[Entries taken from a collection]
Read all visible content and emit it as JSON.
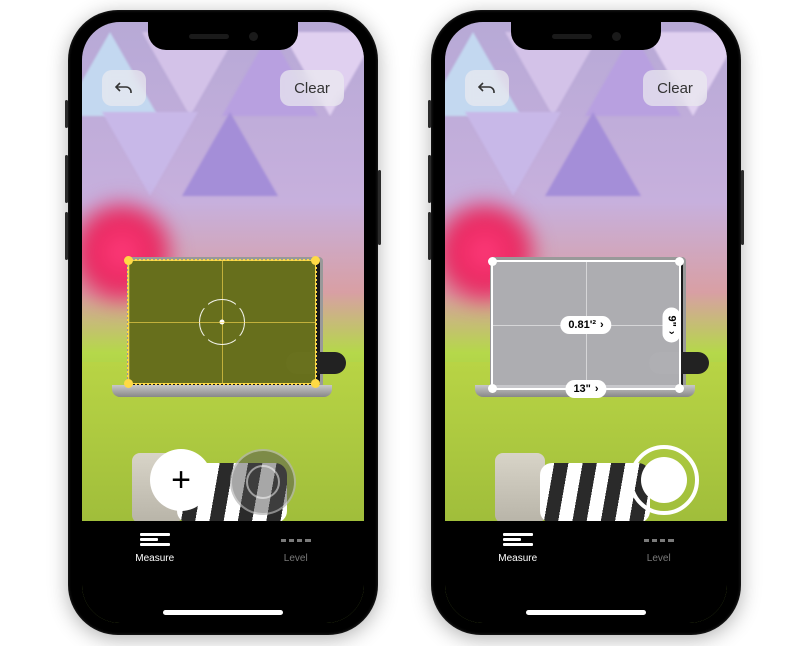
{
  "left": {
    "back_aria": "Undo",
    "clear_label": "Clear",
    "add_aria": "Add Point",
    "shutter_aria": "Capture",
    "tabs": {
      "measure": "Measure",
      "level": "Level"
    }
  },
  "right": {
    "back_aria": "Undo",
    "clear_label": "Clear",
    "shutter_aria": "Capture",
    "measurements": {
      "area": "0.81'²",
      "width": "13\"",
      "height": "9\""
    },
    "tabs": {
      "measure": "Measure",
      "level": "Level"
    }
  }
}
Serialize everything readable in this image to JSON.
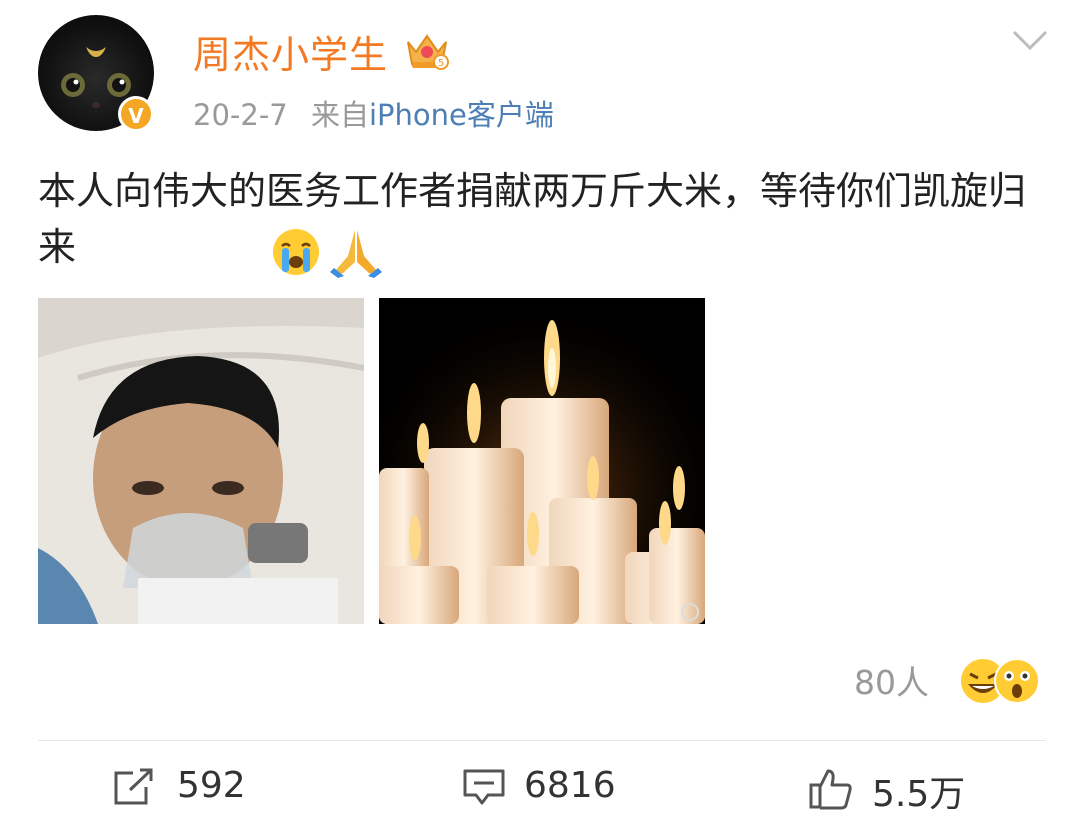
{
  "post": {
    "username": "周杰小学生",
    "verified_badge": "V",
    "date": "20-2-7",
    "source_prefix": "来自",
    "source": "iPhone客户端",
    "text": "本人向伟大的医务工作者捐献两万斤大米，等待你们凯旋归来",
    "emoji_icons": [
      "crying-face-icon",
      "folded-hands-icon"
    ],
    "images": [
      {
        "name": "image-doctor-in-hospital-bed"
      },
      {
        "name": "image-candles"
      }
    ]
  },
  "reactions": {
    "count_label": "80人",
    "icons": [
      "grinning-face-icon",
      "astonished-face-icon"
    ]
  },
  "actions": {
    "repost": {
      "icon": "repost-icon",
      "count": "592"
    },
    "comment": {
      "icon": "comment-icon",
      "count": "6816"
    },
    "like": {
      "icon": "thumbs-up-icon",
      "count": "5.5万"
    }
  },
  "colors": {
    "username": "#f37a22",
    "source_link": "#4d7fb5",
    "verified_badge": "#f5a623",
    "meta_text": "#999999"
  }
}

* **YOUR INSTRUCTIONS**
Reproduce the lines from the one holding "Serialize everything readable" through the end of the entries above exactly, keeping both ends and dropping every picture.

* **TASK SOLUTION**
Serialize everything readable in this image to JSON.
{
  "post": {
    "username": "周杰小学生",
    "verified_badge": "V",
    "date": "20-2-7",
    "source_prefix": "来自",
    "source": "iPhone客户端",
    "text": "本人向伟大的医务工作者捐献两万斤大米，等待你们凯旋归来",
    "emoji_icons": [
      "crying-face-icon",
      "folded-hands-icon"
    ],
    "images": [
      {
        "name": "image-doctor-in-hospital-bed"
      },
      {
        "name": "image-candles"
      }
    ]
  },
  "reactions": {
    "count_label": "80人",
    "icons": [
      "grinning-face-icon",
      "astonished-face-icon"
    ]
  },
  "actions": {
    "repost": {
      "icon": "repost-icon",
      "count": "592"
    },
    "comment": {
      "icon": "comment-icon",
      "count": "6816"
    },
    "like": {
      "icon": "thumbs-up-icon",
      "count": "5.5万"
    }
  },
  "colors": {
    "username": "#f37a22",
    "source_link": "#4d7fb5",
    "verified_badge": "#f5a623",
    "meta_text": "#999999"
  }
}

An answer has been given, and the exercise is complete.